At least seven people have been killed in the deadly blaze till now in the northern region of California and the wildfires have destroyed over 1,000 homes.
The deadly California wildfires, which were deemed as the largest wildfires in the state’s history, have reportedly become so massive that they can now be seen from outer space, according to reports.
State officials on Monday said that the Mendocino Complex fire in California is the largest active wildfire in the Golden State’ history as the blaze has rapidly spread and scorched 283,800 acres of land — an area nearly the size of Los Angeles.
The International Space Station (ISS) astronauts photographed pictures of the blaze while they were in orbit, 250 miles above the earth. The images show the atmosphere covered by thick plumes of grey smoke, Space.com reported.
The European Space Agency (ESA) astronaut Alexander Gerst, also tweeted about the wildfire after witnessing it from space on Friday and said: "California burning. These fires are frightening to watch, even from space. Here’s a shout-out from space to all firefighters on this planet, my former colleagues. Stay safe, my friends!”
Kaliforien brennt. Diese Brände sind erschreckend zu sehen, selbst aus dem Weltraum. Daher ein Gruß an alle Feuerwehrmänner und -frauen dieses Planeten, meine früheren Kollegen. Passt auf euch auf meine Freunde! pic.twitter.com/QVFjNo5Xvq— Alexander Gerst (@Astro_Alex) August 3, 2018

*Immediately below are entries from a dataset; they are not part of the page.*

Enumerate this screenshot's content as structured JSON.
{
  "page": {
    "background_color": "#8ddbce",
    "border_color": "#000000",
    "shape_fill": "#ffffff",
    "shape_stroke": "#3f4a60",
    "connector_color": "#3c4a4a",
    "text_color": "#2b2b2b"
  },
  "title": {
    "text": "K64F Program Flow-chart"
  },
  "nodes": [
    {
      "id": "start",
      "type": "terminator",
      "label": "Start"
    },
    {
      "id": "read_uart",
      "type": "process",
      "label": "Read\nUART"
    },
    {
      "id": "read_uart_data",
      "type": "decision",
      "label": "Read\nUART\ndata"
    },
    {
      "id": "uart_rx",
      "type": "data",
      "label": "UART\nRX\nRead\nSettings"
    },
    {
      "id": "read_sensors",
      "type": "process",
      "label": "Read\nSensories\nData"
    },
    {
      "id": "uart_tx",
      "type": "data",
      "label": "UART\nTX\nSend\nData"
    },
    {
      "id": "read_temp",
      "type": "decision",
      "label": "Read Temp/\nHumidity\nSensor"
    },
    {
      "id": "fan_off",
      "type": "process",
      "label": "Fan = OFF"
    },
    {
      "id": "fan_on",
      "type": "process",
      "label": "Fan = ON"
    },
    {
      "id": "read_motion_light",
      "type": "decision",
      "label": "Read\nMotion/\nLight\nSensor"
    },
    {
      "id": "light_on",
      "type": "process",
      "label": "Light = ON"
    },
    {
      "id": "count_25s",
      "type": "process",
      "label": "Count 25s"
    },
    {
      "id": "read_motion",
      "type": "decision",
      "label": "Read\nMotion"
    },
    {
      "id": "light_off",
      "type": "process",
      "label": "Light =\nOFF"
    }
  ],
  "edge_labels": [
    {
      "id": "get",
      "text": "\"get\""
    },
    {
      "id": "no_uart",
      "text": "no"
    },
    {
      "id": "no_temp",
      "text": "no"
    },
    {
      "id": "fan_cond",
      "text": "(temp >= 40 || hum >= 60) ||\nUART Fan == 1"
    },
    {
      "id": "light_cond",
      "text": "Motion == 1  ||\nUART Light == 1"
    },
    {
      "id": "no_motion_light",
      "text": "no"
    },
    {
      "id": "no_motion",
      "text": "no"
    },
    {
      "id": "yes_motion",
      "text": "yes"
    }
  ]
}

According to Gerst’s biography on the ESA website, the astronaut once worked as a volunteer firefighter.
The pictures were shared on Twitter on Monday by astronaut Ricky Arnold, which showed multiple spots burning in a region.
“Plumes of billowing smoke from the #CaliforniaWildfires stretch eastwards toward to the Rocky Mountains,” Arnold wrote in his tweet.
The Mendocino Complex Fire, comprising of two fires in nearby areas, surpassed last year's Thomas Fire in the region which was declared as the largest in state history in 2017.
Firefighters are currently battling blazes at 16 locations across the state as the hot weather, low humidity and strong winds are making their job tougher. Over 14,000 firefighters and hundreds of army personnel are involved in the firefighting efforts across the state.
At least seven people have been killed in the deadly blaze till now in the northern region of California, and the wildfires have destroyed over 1,000 homes.
National Weather Service meteorologist Brian Hurley had reportedly warned that it does not appear that the conditions will improve any time soon as temperatures as high as 43C are being forecast in some of the affected regions.